Operation: Bot Roast
Operation: Bot Roast is an operation by the FBI to track down bot herders, crackers, or virus coders who install malicious software on computers through the Internet without the owners’ knowledge, which turns the computer into a zombie computer that then sends out spam to other computers from the compromised computer, making a botnet or network of bot infected computers. The operation was launched because the vast scale of botnet resources poses a threat to national security.

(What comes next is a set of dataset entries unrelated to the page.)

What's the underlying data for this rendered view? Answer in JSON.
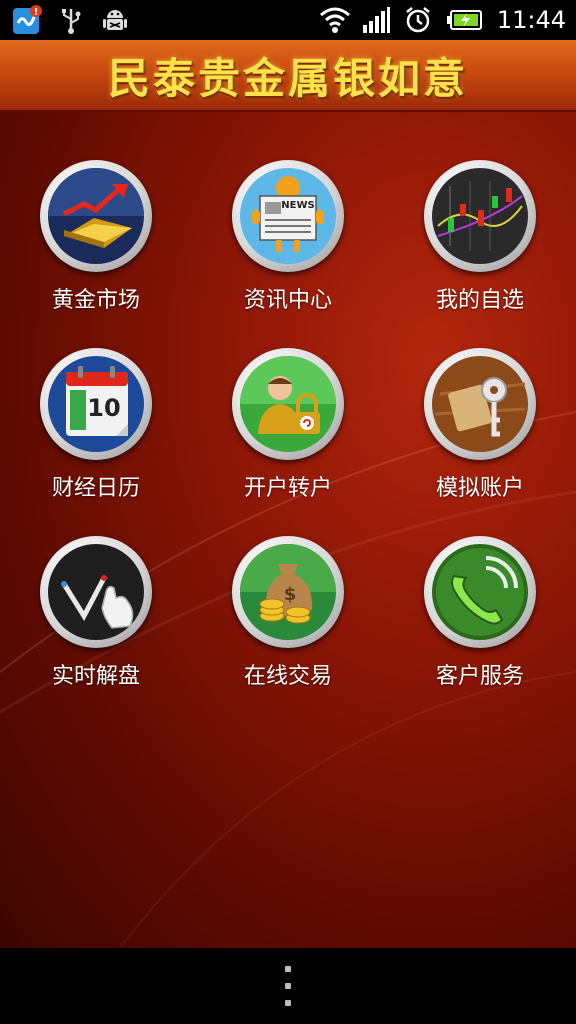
{
  "status_bar": {
    "time": "11:44",
    "icons": [
      "app-notification-icon",
      "usb-icon",
      "android-debug-icon",
      "wifi-icon",
      "signal-icon",
      "alarm-icon",
      "battery-charging-icon"
    ],
    "notification_badge": "!"
  },
  "header": {
    "title": "民泰贵金属银如意"
  },
  "menu": {
    "items": [
      {
        "label": "黄金市场",
        "icon": "gold-market-icon"
      },
      {
        "label": "资讯中心",
        "icon": "news-icon"
      },
      {
        "label": "我的自选",
        "icon": "candlestick-chart-icon"
      },
      {
        "label": "财经日历",
        "icon": "calendar-icon"
      },
      {
        "label": "开户转户",
        "icon": "account-transfer-icon"
      },
      {
        "label": "模拟账户",
        "icon": "key-icon"
      },
      {
        "label": "实时解盘",
        "icon": "touch-chart-icon"
      },
      {
        "label": "在线交易",
        "icon": "money-bag-icon"
      },
      {
        "label": "客户服务",
        "icon": "phone-icon"
      }
    ],
    "calendar_day": "10",
    "news_text": "NEWS"
  },
  "colors": {
    "title_gold": "#ffe24a",
    "background_red": "#8c1606",
    "label_white": "#ffffff"
  }
}
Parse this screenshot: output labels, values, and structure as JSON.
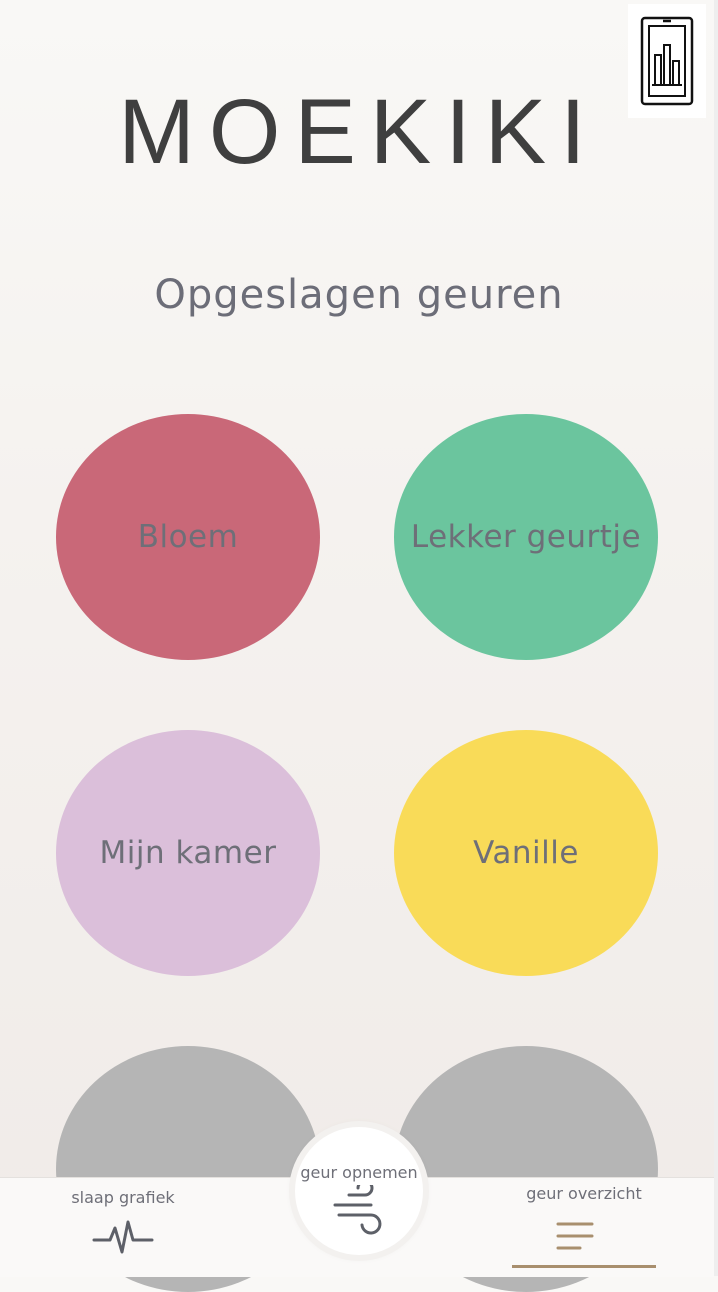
{
  "app": {
    "title": "MOEKIKI"
  },
  "header": {
    "stats_icon": "phone-chart-icon"
  },
  "main": {
    "title": "Opgeslagen geuren",
    "scents": [
      {
        "label": "Bloem",
        "color": "#c96878"
      },
      {
        "label": "Lekker geurtje",
        "color": "#6bc59e"
      },
      {
        "label": "Mijn kamer",
        "color": "#dbbfda"
      },
      {
        "label": "Vanille",
        "color": "#f9db58"
      },
      {
        "label": "",
        "color": "#b5b5b5"
      },
      {
        "label": "",
        "color": "#b5b5b5"
      }
    ]
  },
  "nav": {
    "left": {
      "label": "slaap grafiek",
      "icon": "heartbeat-icon"
    },
    "center": {
      "label": "geur opnemen",
      "icon": "wind-icon"
    },
    "right": {
      "label": "geur overzicht",
      "icon": "menu-icon",
      "active": true
    }
  },
  "colors": {
    "text": "#6e6f78",
    "logo": "#3f3f3f",
    "accent": "#a88f6e",
    "icon": "#5d6068"
  }
}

The operation was created to disrupt and disassemble bot herders. In June 2007, the FBI had identified about 1 million computers that were compromised, leading to the arrest of the persons responsible for creating the malware. In the process, owners of infected computers were notified, many of whom were unaware of the exploitation.
Some early results of the operation include charges against the following:
- Robert Alan Soloway of Seattle, Washington, pleaded guilty to charges of using botnets to send tens of millions of spam messages touting his website.
- Jeanson James Ancheta plead guilty to controlling thousands of infected computers.
- Jason Michael Downey (pseudonym "Nessun"), founder of the IRC network Rizon, is charged with using botnets to disable other systems.
- Akbot author Owen Walker (pseudonym "AKILL") of New Zealand, was tried for various crimes and discharged by the prosecution in 2008.
- "OPERATION: BOT ROAST 'Bot-herders' Charged as Part of Initiative" (Press release). Federal Bureau of Investigation. 2007-06-13. Retrieved 2012-11-26.<templatestyles src="Module:Citation/CS1/styles.css"></templatestyles>
- "FBI tries to fight zombie hordes" (Press release). BBC News. 2007-06-14. Retrieved 2007-06-20.<templatestyles src="Module:Citation/CS1/styles.css"></templatestyles>
- Dan Goodin (13 June 2007). "FBI logs its millionth zombie address". the register. Retrieved 2008-09-26.<templatestyles src="Module:Citation/CS1/styles.css"></templatestyles>
- Akill pleads guilty to all charges, By Ulrika Hedquist, 1 April, 2008, Computerworld